[Records from a data source]
——————————
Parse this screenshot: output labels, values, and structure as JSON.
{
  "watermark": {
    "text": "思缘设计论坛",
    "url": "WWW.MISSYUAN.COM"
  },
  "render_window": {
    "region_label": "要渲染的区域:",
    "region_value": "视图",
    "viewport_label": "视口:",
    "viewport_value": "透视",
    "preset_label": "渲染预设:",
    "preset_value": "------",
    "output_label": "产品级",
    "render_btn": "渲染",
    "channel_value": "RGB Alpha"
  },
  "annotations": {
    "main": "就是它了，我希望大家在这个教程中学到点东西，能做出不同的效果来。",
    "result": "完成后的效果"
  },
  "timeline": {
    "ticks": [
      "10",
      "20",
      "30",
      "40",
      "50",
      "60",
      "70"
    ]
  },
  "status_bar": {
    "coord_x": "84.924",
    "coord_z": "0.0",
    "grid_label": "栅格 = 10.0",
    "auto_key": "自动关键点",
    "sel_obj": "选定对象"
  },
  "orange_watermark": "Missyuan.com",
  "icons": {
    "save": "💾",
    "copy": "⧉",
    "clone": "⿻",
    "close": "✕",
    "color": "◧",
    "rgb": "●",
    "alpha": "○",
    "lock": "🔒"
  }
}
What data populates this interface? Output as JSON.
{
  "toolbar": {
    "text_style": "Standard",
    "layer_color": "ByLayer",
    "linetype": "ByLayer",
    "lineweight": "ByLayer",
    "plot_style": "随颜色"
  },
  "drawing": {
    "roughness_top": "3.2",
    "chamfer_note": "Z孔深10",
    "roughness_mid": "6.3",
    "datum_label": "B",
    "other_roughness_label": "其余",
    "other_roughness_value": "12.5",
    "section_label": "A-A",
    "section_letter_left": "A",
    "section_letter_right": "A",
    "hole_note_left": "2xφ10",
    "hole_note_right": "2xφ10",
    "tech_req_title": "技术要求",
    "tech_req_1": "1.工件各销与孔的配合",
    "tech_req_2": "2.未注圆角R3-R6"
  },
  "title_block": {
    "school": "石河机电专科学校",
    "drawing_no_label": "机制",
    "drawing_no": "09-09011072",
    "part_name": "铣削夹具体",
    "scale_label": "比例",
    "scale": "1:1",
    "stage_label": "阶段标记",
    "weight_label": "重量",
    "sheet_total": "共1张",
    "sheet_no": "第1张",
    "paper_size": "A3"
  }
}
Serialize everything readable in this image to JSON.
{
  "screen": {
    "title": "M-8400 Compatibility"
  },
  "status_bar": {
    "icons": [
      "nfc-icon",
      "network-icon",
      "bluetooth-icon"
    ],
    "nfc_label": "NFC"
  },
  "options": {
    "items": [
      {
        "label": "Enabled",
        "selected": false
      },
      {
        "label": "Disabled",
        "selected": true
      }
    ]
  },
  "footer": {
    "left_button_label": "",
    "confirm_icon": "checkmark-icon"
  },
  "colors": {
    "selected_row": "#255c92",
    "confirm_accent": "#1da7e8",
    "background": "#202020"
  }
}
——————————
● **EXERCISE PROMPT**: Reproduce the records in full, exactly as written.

● **RESULT BELOW**:
Parse this screenshot: output labels, values, and structure as JSON.
{
  "watermark": {
    "text": "思缘设计论坛",
    "url": "WWW.MISSYUAN.COM"
  },
  "render_window": {
    "region_label": "要渲染的区域:",
    "region_value": "视图",
    "viewport_label": "视口:",
    "viewport_value": "透视",
    "preset_label": "渲染预设:",
    "preset_value": "------",
    "output_label": "产品级",
    "render_btn": "渲染",
    "channel_value": "RGB Alpha"
  },
  "annotations": {
    "main": "就是它了，我希望大家在这个教程中学到点东西，能做出不同的效果来。",
    "result": "完成后的效果"
  },
  "timeline": {
    "ticks": [
      "10",
      "20",
      "30",
      "40",
      "50",
      "60",
      "70"
    ]
  },
  "status_bar": {
    "coord_x": "84.924",
    "coord_z": "0.0",
    "grid_label": "栅格 = 10.0",
    "auto_key": "自动关键点",
    "sel_obj": "选定对象"
  },
  "orange_watermark": "Missyuan.com",
  "icons": {
    "save": "💾",
    "copy": "⧉",
    "clone": "⿻",
    "close": "✕",
    "color": "◧",
    "rgb": "●",
    "alpha": "○",
    "lock": "🔒"
  }
}
What data populates this interface? Output as JSON.
{
  "toolbar": {
    "text_style": "Standard",
    "layer_color": "ByLayer",
    "linetype": "ByLayer",
    "lineweight": "ByLayer",
    "plot_style": "随颜色"
  },
  "drawing": {
    "roughness_top": "3.2",
    "chamfer_note": "Z孔深10",
    "roughness_mid": "6.3",
    "datum_label": "B",
    "other_roughness_label": "其余",
    "other_roughness_value": "12.5",
    "section_label": "A-A",
    "section_letter_left": "A",
    "section_letter_right": "A",
    "hole_note_left": "2xφ10",
    "hole_note_right": "2xφ10",
    "tech_req_title": "技术要求",
    "tech_req_1": "1.工件各销与孔的配合",
    "tech_req_2": "2.未注圆角R3-R6"
  },
  "title_block": {
    "school": "石河机电专科学校",
    "drawing_no_label": "机制",
    "drawing_no": "09-09011072",
    "part_name": "铣削夹具体",
    "scale_label": "比例",
    "scale": "1:1",
    "stage_label": "阶段标记",
    "weight_label": "重量",
    "sheet_total": "共1张",
    "sheet_no": "第1张",
    "paper_size": "A3"
  }
}
Serialize everything readable in this image to JSON.
{
  "screen": {
    "title": "M-8400 Compatibility"
  },
  "status_bar": {
    "icons": [
      "nfc-icon",
      "network-icon",
      "bluetooth-icon"
    ],
    "nfc_label": "NFC"
  },
  "options": {
    "items": [
      {
        "label": "Enabled",
        "selected": false
      },
      {
        "label": "Disabled",
        "selected": true
      }
    ]
  },
  "footer": {
    "left_button_label": "",
    "confirm_icon": "checkmark-icon"
  },
  "colors": {
    "selected_row": "#255c92",
    "confirm_accent": "#1da7e8",
    "background": "#202020"
  }
}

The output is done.